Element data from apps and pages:

________

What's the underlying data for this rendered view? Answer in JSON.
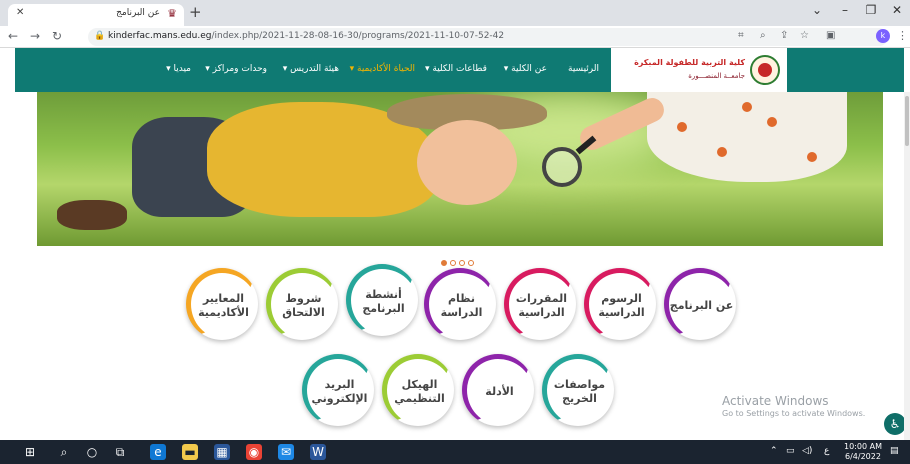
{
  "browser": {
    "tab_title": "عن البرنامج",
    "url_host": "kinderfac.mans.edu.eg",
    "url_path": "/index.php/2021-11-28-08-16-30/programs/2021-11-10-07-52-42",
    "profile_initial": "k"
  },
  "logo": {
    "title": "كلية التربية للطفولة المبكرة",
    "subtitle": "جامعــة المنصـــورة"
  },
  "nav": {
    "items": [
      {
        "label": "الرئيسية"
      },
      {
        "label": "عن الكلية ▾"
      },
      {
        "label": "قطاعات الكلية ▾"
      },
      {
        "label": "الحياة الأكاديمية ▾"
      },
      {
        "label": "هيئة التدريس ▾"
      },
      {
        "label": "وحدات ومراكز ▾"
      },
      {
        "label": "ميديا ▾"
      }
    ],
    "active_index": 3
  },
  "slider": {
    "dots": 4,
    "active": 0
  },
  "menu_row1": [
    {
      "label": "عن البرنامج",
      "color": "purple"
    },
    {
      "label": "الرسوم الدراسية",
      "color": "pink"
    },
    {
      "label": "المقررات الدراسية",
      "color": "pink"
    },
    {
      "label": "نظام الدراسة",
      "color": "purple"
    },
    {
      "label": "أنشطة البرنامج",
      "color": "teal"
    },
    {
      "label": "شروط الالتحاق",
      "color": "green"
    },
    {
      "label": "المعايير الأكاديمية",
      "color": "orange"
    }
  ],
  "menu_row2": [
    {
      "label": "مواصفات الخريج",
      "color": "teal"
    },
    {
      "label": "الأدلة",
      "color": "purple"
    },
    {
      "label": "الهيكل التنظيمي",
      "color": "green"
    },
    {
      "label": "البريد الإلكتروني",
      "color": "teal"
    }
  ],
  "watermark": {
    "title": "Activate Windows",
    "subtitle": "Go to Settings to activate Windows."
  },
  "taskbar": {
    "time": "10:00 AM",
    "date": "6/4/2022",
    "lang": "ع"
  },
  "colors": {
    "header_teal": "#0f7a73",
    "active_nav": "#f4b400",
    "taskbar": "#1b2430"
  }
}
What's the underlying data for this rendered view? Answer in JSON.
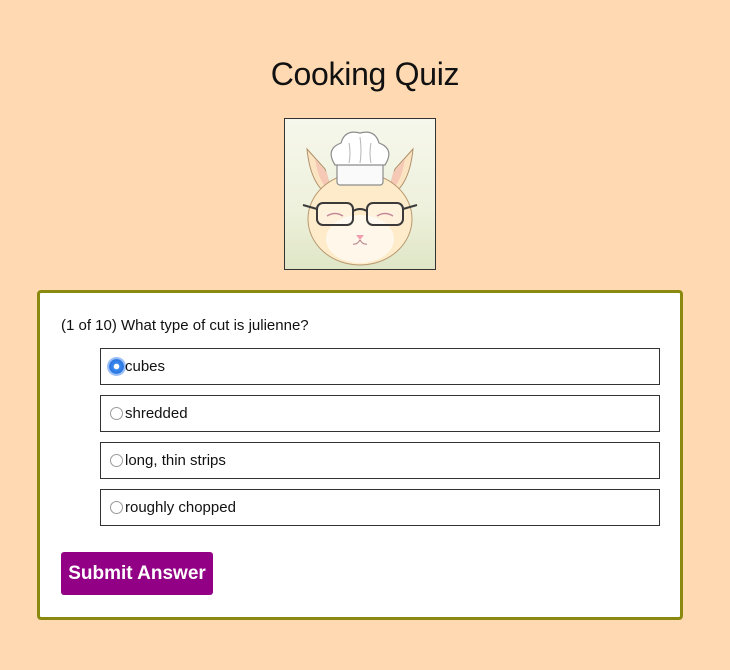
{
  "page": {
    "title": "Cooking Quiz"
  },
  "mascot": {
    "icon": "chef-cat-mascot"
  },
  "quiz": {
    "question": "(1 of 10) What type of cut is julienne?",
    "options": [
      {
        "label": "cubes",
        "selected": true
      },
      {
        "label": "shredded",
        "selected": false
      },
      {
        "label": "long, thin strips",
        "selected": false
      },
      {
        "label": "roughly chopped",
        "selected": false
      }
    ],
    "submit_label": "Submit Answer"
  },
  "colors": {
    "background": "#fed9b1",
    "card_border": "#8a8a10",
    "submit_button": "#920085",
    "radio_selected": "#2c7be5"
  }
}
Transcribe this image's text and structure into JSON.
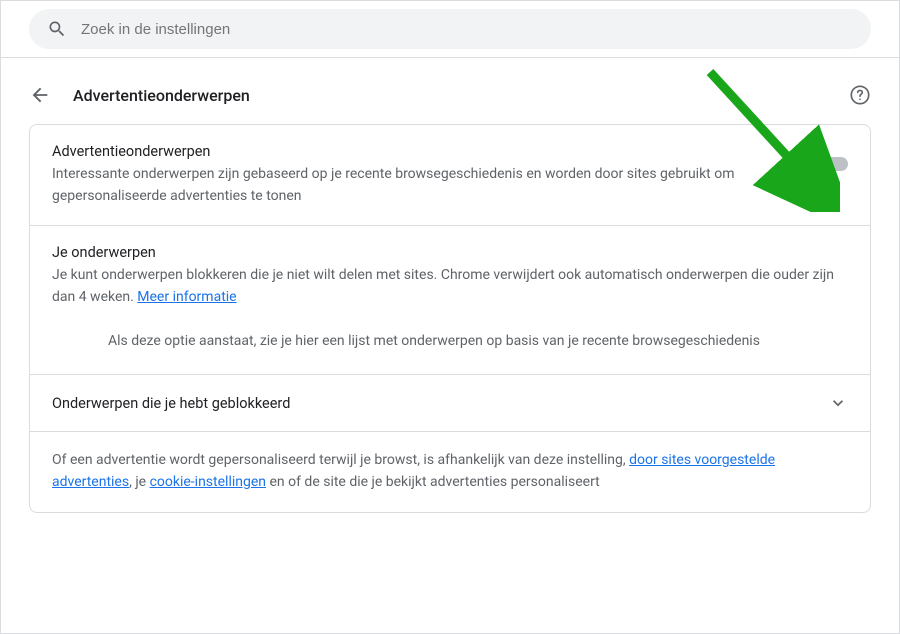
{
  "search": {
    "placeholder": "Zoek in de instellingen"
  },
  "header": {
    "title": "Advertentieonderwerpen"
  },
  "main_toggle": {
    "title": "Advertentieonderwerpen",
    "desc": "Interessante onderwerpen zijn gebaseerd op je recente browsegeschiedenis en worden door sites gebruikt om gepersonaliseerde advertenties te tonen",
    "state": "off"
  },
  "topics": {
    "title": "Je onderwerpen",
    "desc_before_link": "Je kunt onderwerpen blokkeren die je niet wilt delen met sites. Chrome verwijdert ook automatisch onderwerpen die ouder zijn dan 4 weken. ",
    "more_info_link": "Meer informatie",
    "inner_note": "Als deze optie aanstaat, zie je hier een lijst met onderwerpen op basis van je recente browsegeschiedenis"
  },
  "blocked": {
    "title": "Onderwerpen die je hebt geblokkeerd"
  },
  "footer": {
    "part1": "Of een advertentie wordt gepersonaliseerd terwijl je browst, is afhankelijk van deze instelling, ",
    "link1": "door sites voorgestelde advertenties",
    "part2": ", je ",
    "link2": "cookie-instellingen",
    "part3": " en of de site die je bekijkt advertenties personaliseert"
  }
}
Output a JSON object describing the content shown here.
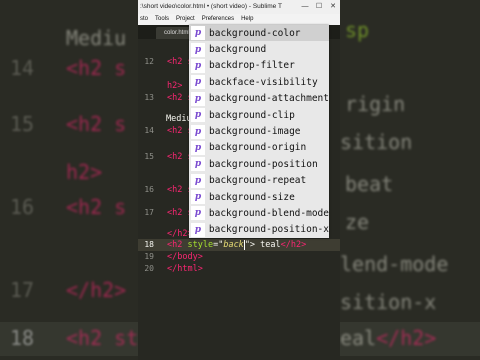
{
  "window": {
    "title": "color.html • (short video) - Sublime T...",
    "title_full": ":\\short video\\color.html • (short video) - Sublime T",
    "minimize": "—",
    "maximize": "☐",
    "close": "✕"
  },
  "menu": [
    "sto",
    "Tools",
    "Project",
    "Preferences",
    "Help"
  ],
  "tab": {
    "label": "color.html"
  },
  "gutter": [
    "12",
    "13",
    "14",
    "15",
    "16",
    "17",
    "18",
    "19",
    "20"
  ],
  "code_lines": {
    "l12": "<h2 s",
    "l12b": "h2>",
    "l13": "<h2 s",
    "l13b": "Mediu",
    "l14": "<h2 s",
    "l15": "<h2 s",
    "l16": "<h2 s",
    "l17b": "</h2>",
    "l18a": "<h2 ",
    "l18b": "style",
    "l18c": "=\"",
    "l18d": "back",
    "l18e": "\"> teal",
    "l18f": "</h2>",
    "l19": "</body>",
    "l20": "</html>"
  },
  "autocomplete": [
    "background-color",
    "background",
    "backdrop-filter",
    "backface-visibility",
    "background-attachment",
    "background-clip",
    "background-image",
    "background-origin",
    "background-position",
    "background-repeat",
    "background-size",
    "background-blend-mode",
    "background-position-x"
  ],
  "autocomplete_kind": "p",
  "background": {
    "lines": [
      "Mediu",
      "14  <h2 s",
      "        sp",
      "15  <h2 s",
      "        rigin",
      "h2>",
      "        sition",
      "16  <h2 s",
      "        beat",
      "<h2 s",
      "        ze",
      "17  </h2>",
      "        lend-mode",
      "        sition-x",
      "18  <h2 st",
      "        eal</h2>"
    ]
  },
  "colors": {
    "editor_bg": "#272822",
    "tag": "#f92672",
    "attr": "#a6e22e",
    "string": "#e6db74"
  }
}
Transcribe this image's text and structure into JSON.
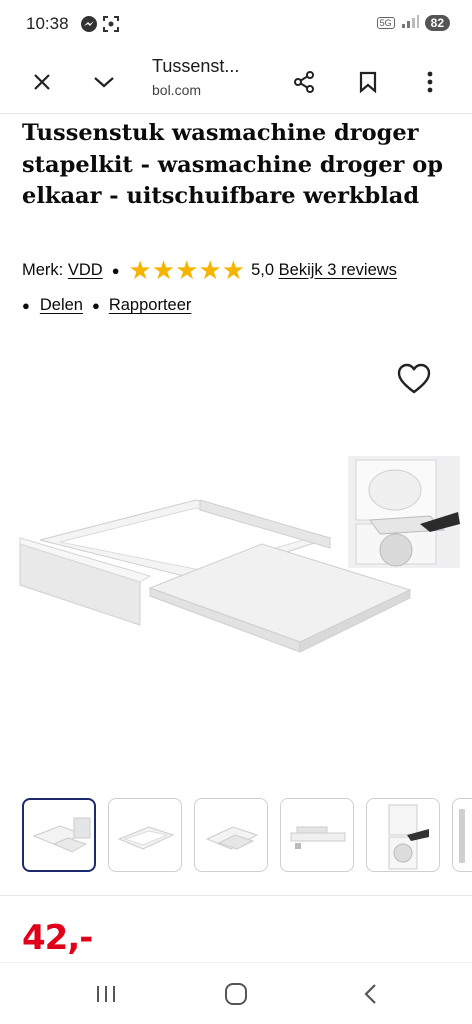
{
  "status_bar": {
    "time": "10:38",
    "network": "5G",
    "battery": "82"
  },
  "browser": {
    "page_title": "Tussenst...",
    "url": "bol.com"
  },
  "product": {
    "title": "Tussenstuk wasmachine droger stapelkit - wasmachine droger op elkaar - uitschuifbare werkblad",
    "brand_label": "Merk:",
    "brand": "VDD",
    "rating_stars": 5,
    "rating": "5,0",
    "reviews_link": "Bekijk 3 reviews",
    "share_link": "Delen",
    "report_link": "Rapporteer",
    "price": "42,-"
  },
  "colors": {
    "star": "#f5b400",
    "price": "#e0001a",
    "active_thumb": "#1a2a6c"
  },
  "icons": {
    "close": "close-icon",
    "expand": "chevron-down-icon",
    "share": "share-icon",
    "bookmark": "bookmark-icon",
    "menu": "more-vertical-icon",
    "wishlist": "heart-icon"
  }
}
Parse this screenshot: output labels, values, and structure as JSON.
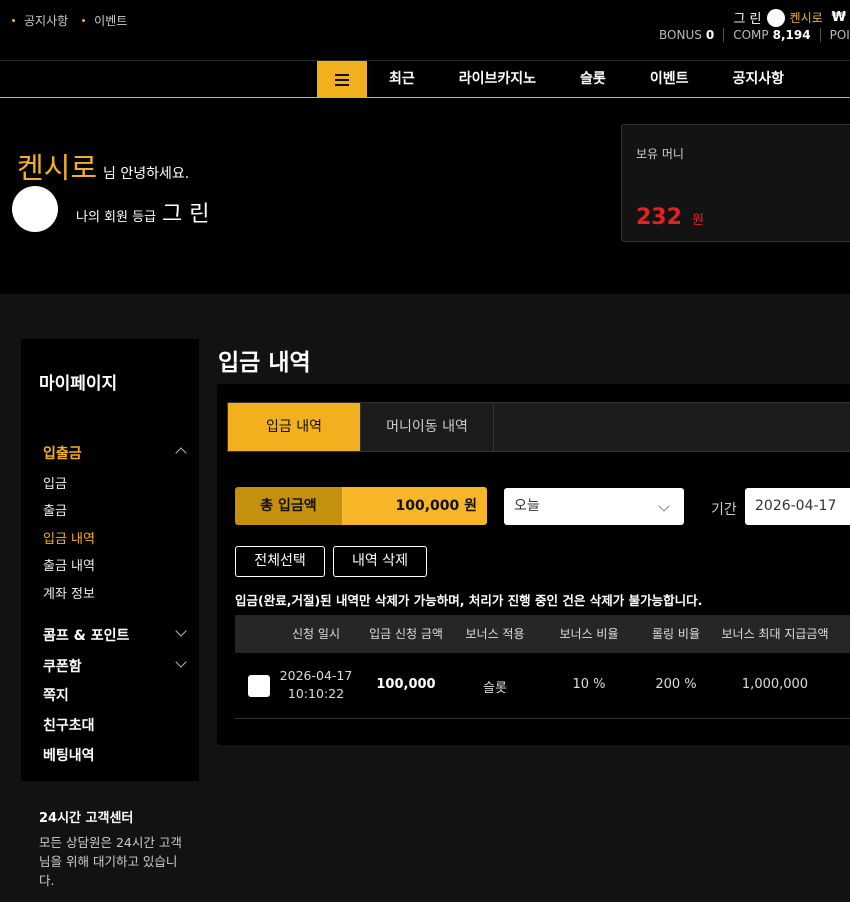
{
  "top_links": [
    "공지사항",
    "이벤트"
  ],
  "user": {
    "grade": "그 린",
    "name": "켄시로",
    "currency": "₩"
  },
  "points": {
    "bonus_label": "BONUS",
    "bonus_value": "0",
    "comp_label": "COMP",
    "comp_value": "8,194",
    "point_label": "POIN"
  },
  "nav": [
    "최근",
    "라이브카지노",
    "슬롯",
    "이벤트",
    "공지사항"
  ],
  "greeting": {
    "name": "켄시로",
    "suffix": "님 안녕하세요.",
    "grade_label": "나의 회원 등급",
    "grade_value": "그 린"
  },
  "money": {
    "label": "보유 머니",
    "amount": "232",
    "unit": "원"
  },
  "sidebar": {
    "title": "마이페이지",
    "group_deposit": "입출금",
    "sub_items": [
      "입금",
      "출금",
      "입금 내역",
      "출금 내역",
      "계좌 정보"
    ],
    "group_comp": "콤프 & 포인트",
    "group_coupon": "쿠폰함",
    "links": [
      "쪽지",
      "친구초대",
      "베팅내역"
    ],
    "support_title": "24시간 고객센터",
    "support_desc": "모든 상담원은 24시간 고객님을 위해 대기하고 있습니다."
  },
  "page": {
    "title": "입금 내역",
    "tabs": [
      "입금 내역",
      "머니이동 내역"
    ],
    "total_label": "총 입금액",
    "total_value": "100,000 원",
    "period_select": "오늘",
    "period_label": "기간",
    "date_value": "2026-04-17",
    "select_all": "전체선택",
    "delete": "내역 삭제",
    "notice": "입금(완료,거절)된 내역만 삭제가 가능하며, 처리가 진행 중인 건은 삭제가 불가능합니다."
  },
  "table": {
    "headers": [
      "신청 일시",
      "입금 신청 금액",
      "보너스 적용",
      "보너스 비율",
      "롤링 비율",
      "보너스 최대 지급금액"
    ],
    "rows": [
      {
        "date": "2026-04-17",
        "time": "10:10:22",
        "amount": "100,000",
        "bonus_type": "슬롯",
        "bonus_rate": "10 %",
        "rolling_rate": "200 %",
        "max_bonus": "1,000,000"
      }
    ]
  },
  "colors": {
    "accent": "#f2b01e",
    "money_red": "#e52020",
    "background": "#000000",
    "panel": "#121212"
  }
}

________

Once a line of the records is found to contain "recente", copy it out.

#### COMPLETED TASK:
    "desc": "Interessante onderwerpen zijn gebaseerd op je recente browsegeschiedenis en worden door sites gebruikt om gepersonaliseerde advertenties te tonen",
    "inner_note": "Als deze optie aanstaat, zie je hier een lijst met onderwerpen op basis van je recente browsegeschiedenis"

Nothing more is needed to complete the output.